An argument with our significant other can turn into a lot of unnecessary finger pointing, and let’s be honest, these arguments are sometimes so trivial. When you’ve been married to someone for 10 plus years, even a wrong look can cause a fight.
I’m all about being honest with myself and I know it’s impossible to never have these fights. My goodness, you are with the same person day in and day out. Remember in high school when you would need a “break” from your best friends? Too much is too much. Marriage is that on steroids.
We are blessed to marry our best friends, we are lucky to have someone waiting for us at home every night, and life is simply sweeter when you share it with another. It can also get dirty, messy, and down right rude at times.
I was watching a movie starring the great Jennifer Anniston as her character was in a marriage counseling session. (Yes, I do take notes from movies). What the therapist said to her hit me like a brick.
The therapist counseled not to say the words “you” or “I” when arguing with your spouse.
What? Seriously? That’s the base of all arguments! On the other hand, what she was saying made so much sense.
It’s wildly easy to say, “I feel like you get so defensive!” or “You’re just so tense!”
By doing this, you are automatically pointing a finger at your spouse and, in some ways, putting them down. You’re attacking their person and suffocating their pride.
That is not your job.
Marriage is a union, it’s the binding and blending of two souls. You become one person. There is no longer a “you” or an “I,” it’s “we.”
Changing your outlook to one of partnership as opposed to two people against one another could lessen the heat of your arguments.
Let’s say you’re arguing over your spouse constantly arriving home from work late. Instead of saying, “You arriving late is putting a lot of pressure on me. I always have to feed the kids dinner and put them to bed.”
“In our house, there is a lot of pressure at night time. We need to get the kids fed, bathed, and into bed. The evenings will be a lot easier if we can both tackle these chores.”
Do you see how much nicer that sounds? All of a sudden, you guys are a team, both when you’re getting along and when you’re arguing. Your “fights” have changed from straight-up fighting to a conversation. Your spouse won’t feel attacked and you have been able to express your stress and worries.
Honestly, it doesn’t matter who’s really to blame. You’re married, honey. Your spouse’s faults are your faults.
Name-calling is another no-no, even if you’re calling your spouse “defensive” or “uptight.” These terms are very hurtful when directed right to your spouse. Instead, try expressing them this way:
“The mood in our house feels uptight and stuffy. Let’s find a way to make our days a little more care-free and happy.”
Wow. The whole dynamic has changed.
When you said your vows, you promised to protect and honor each other.

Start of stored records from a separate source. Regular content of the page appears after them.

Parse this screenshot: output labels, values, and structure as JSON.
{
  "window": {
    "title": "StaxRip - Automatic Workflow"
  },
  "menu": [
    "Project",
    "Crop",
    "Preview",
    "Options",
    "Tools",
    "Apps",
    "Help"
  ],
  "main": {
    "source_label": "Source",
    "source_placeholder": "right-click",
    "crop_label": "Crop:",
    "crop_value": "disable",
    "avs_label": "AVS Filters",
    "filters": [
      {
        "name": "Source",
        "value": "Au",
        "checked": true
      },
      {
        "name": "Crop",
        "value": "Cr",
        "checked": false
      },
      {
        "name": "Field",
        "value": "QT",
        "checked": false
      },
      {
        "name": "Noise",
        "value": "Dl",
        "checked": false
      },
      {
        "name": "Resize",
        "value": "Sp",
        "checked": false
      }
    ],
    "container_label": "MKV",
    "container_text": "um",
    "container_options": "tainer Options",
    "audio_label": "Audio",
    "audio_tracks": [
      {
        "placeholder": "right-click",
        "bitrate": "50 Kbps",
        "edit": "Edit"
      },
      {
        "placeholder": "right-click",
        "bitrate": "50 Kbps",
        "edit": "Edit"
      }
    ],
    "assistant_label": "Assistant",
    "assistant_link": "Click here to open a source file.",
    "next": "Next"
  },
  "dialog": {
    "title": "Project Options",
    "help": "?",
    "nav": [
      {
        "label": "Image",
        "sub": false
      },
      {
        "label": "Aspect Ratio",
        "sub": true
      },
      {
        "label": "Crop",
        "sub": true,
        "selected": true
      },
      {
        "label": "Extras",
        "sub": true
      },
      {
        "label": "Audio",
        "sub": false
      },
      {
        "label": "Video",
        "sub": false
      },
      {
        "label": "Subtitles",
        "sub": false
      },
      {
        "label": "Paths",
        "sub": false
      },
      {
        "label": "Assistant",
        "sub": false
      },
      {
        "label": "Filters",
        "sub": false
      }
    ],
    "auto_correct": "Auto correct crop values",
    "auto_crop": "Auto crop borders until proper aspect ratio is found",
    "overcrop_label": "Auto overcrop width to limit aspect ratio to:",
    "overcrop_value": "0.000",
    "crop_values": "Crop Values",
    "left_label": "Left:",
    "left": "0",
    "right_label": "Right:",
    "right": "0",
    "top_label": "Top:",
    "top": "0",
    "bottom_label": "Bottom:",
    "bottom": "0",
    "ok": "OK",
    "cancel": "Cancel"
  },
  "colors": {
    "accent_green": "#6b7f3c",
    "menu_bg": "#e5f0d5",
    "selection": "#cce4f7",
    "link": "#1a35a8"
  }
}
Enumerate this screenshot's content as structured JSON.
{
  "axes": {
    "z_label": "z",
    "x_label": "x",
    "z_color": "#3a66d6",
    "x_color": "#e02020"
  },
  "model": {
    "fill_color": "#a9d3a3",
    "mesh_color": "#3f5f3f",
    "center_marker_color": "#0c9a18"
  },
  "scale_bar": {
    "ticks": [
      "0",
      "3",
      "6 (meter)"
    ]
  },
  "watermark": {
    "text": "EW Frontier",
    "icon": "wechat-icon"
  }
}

Name-calling is not protecting, pointing a finger and placing blame is not honoring.
Give it a shot, removing “I” and “you” may save hours of arguing. The two of you may even come to a reasonable and friendly resolution.